The threads of conspiracy surrounding Reich were difficult enough to follow during his life; thirty years later, the task has become impossible. Consider the Mata Hari scenario for his death as an instance. Reich moved to Washington, D.C. at the behest of his last paramour, a former HEW employee, who “would sometimes disappear for days on end without warning,” according to the memoirs of Reich’s last wife, and who had contact with the FBI after his death (as reflected in its files).
Elsewhere, of course, the relationship is portrayed as a loving one: Reich’s deepest passion, in fact, during his most troubled time.
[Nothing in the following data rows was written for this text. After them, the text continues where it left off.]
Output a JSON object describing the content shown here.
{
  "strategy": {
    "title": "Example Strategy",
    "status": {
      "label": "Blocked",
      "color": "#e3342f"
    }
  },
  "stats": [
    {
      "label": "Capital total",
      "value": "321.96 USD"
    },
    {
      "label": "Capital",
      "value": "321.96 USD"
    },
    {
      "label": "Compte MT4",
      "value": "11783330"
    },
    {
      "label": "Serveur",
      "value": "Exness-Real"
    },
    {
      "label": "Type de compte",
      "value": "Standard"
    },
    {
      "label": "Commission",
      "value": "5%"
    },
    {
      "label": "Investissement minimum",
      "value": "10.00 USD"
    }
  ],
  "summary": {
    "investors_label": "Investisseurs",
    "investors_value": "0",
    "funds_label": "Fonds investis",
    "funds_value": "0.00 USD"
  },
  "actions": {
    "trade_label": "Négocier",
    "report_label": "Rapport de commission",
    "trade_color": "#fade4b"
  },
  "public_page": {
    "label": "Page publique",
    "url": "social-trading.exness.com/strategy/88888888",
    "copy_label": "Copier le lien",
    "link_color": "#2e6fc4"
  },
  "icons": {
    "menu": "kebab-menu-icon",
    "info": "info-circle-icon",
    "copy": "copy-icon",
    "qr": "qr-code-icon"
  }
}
Certainly, the visibility of the Oranur Experiment (it had been reported upon widely by the news media in Maine and Arizona), and the implications it had on the use of nuclear energy, made him an apt candidate for subterfuge by the government and the nuclear power industry.
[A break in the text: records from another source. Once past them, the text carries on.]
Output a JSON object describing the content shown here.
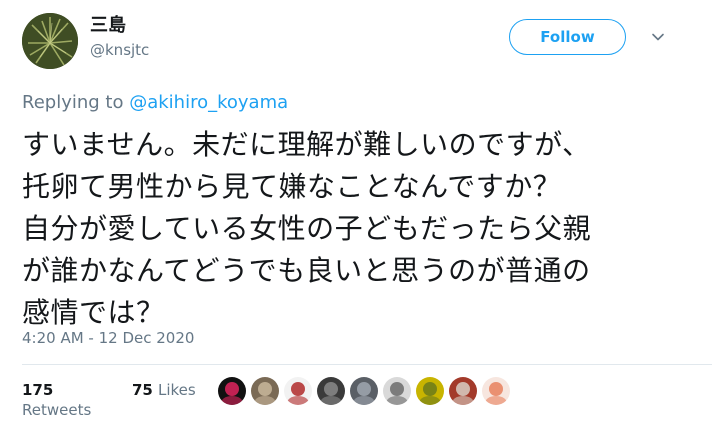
{
  "author": {
    "display_name": "三島",
    "handle": "@knsjtc"
  },
  "follow_label": "Follow",
  "replying": {
    "prefix": "Replying to ",
    "mention": "@akihiro_koyama"
  },
  "tweet_lines": [
    "すいません。未だに理解が難しいのですが、",
    "托卵て男性から見て嫌なことなんですか？",
    "自分が愛している女性の子どもだったら父親",
    "が誰かなんてどうでも良いと思うのが普通の",
    "感情では？"
  ],
  "timestamp": "4:20 AM - 12 Dec 2020",
  "stats": {
    "retweets_count": "175",
    "retweets_label": "Retweets",
    "likes_count": "75",
    "likes_label": "Likes"
  },
  "likers": [
    {
      "name": "liker-avatar-1",
      "colors": [
        "#111111",
        "#e0245e"
      ]
    },
    {
      "name": "liker-avatar-2",
      "colors": [
        "#7a6a55",
        "#c9b79c"
      ]
    },
    {
      "name": "liker-avatar-3",
      "colors": [
        "#f2f2f2",
        "#b02a2a"
      ]
    },
    {
      "name": "liker-avatar-4",
      "colors": [
        "#3a3a3a",
        "#8a8a8a"
      ]
    },
    {
      "name": "liker-avatar-5",
      "colors": [
        "#5a5f66",
        "#a0a7b0"
      ]
    },
    {
      "name": "liker-avatar-6",
      "colors": [
        "#d9d9d9",
        "#6b6b6b"
      ]
    },
    {
      "name": "liker-avatar-7",
      "colors": [
        "#c8b400",
        "#6b7a1a"
      ]
    },
    {
      "name": "liker-avatar-8",
      "colors": [
        "#a33a2a",
        "#d9cfc4"
      ]
    },
    {
      "name": "liker-avatar-9",
      "colors": [
        "#f7e6df",
        "#e8805e"
      ]
    }
  ],
  "colors": {
    "accent": "#1da1f2",
    "muted": "#657786",
    "text": "#14171a",
    "divider": "#e1e8ed"
  },
  "icons": {
    "caret": "chevron-down-icon"
  }
}
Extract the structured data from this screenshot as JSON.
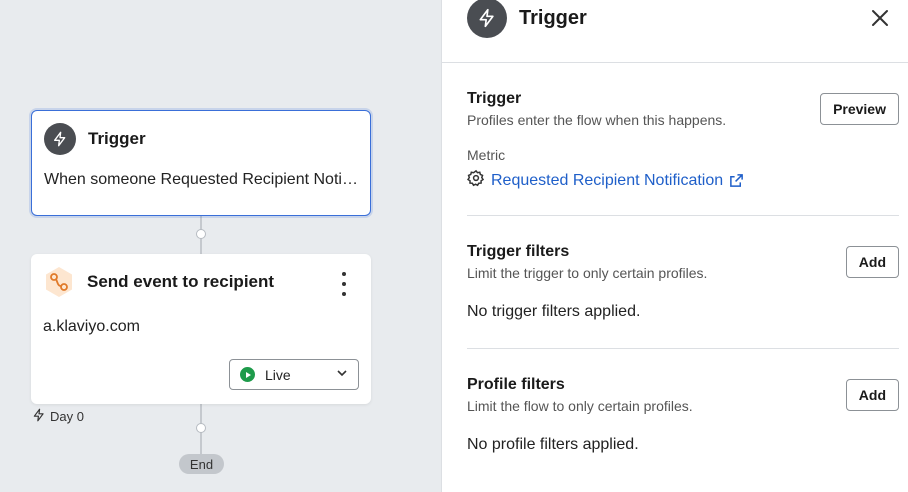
{
  "flow": {
    "trigger_node": {
      "title": "Trigger",
      "description": "When someone Requested Recipient Notification"
    },
    "action_node": {
      "title": "Send event to recipient",
      "description": "a.klaviyo.com",
      "status": "Live"
    },
    "delay_label": "Day 0",
    "end_label": "End"
  },
  "panel": {
    "title": "Trigger",
    "trigger_section": {
      "title": "Trigger",
      "subtitle": "Profiles enter the flow when this happens.",
      "button_label": "Preview",
      "metric_label": "Metric",
      "metric_value": "Requested Recipient Notification"
    },
    "trigger_filters": {
      "title": "Trigger filters",
      "subtitle": "Limit the trigger to only certain profiles.",
      "button_label": "Add",
      "empty_text": "No trigger filters applied."
    },
    "profile_filters": {
      "title": "Profile filters",
      "subtitle": "Limit the flow to only certain profiles.",
      "button_label": "Add",
      "empty_text": "No profile filters applied."
    }
  },
  "colors": {
    "accent": "#3a6fd8",
    "link": "#1f5fc9",
    "live": "#1e9b4b",
    "icon_dark": "#4a4d52",
    "webhook_orange": "#e07a2a"
  },
  "icons": {
    "trigger": "lightning-bolt-icon",
    "action": "webhook-hexagon-icon",
    "menu": "kebab-menu-icon",
    "status": "play-circle-icon",
    "dropdown": "chevron-down-icon",
    "close": "close-icon",
    "metric": "gear-icon",
    "external": "external-link-icon"
  }
}
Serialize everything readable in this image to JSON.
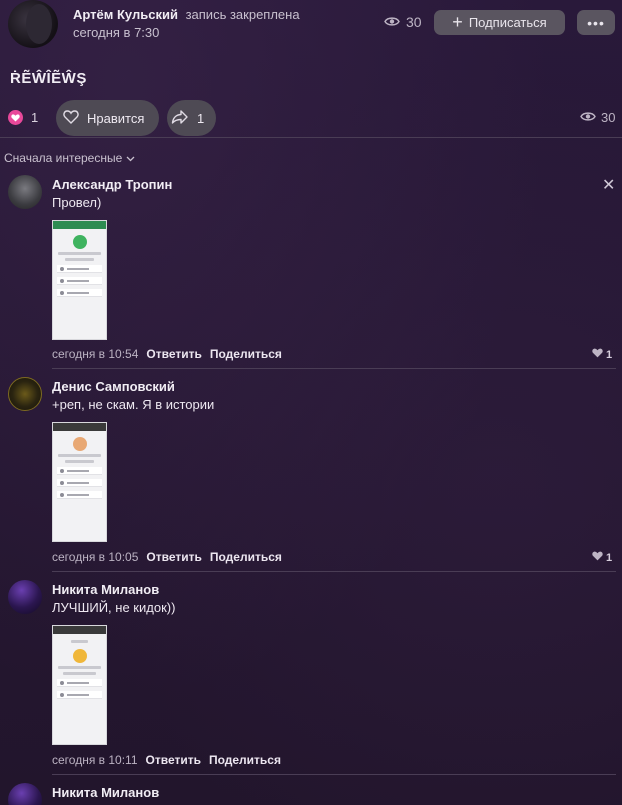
{
  "header": {
    "author_name": "Артём Кульский",
    "author_action": "запись закреплена",
    "time": "сегодня в 7:30",
    "views": "30",
    "subscribe_label": "Подписаться",
    "more_label": "•••"
  },
  "post": {
    "title": "ṘẼŴÎẼŴŞ",
    "like_count": "1",
    "like_label": "Нравится",
    "share_count": "1",
    "views": "30"
  },
  "comments_sort": "Сначала интересные",
  "comments": [
    {
      "author": "Александр Тропин",
      "text": "Провел)",
      "time": "сегодня в 10:54",
      "reply": "Ответить",
      "share": "Поделиться",
      "likes": "1"
    },
    {
      "author": "Денис Самповский",
      "text": "+реп, не скам. Я в истории",
      "time": "сегодня в 10:05",
      "reply": "Ответить",
      "share": "Поделиться",
      "likes": "1"
    },
    {
      "author": "Никита Миланов",
      "text": "ЛУЧШИЙ, не кидок))",
      "time": "сегодня в 10:11",
      "reply": "Ответить",
      "share": "Поделиться",
      "likes": ""
    },
    {
      "author": "Никита Миланов"
    }
  ],
  "colors": {
    "background": "#25172f",
    "heart_accent": "#e8489a",
    "button_bg": "#5a5560"
  },
  "icons": {
    "eye": "eye-icon",
    "plus": "plus-icon",
    "heart": "heart-icon",
    "share": "share-arrow-icon",
    "close": "close-icon",
    "chevron": "chevron-down-icon"
  }
}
And they were paying attention. It is ironic, sad, and revealing that Eisenhower used Reich’s phrase, “Atoms For Peace,” to help promote nuclear power.
Reich had developed another device, the cloudbuster, which harnessed orgone energy to help deal with the threat of nuclear radiation. However, he discovered a second and third use for the machine: weather modification, and as a defense against unidentified flying objects. In his last book, Contact With Space: Oranur Second Report, 1931-1956, Reich insisted that the Air Force had a keen interest in his UFO work.
Reich claimed as his own a report that Edward Ruppelt, author of Report on Unidentified Flying Objects, asserted “had circulated around high command levels of intelligence.” Even Reich’s defenders tread warily on his UFO theories, some seeing his protestations that the Air Force took him seriously as eccentricity or stress-related paranoia, some viewing them simply as a decline in his reasoning faculty.
Considering the zeal with which the Air Force no doubt coveted “deathray” research as part of its Cold War arsenal, however, and particularly in light of recent revelations about the extent of government interest in flying saucers, it is not unreasonable and requires no belief in UFOs to take Reich at his word.
Another clue: Reich’s last manuscript, Creation, purportedly detailing an antigravity theory, disappeared at his death, although according to Jerome Eden, copies may have been smuggled out of the Lewisburg prison by its librarian or Reich’s attorney.
“One must live things to judge them,” Reich notes in Contact With Space. That he was killed in prison – as surely as Jack Ruby was – seems certain, but the fading trail of history leaves only questions as to why.
Published with the permission of New Saucerian Publishing via Andrew Colvin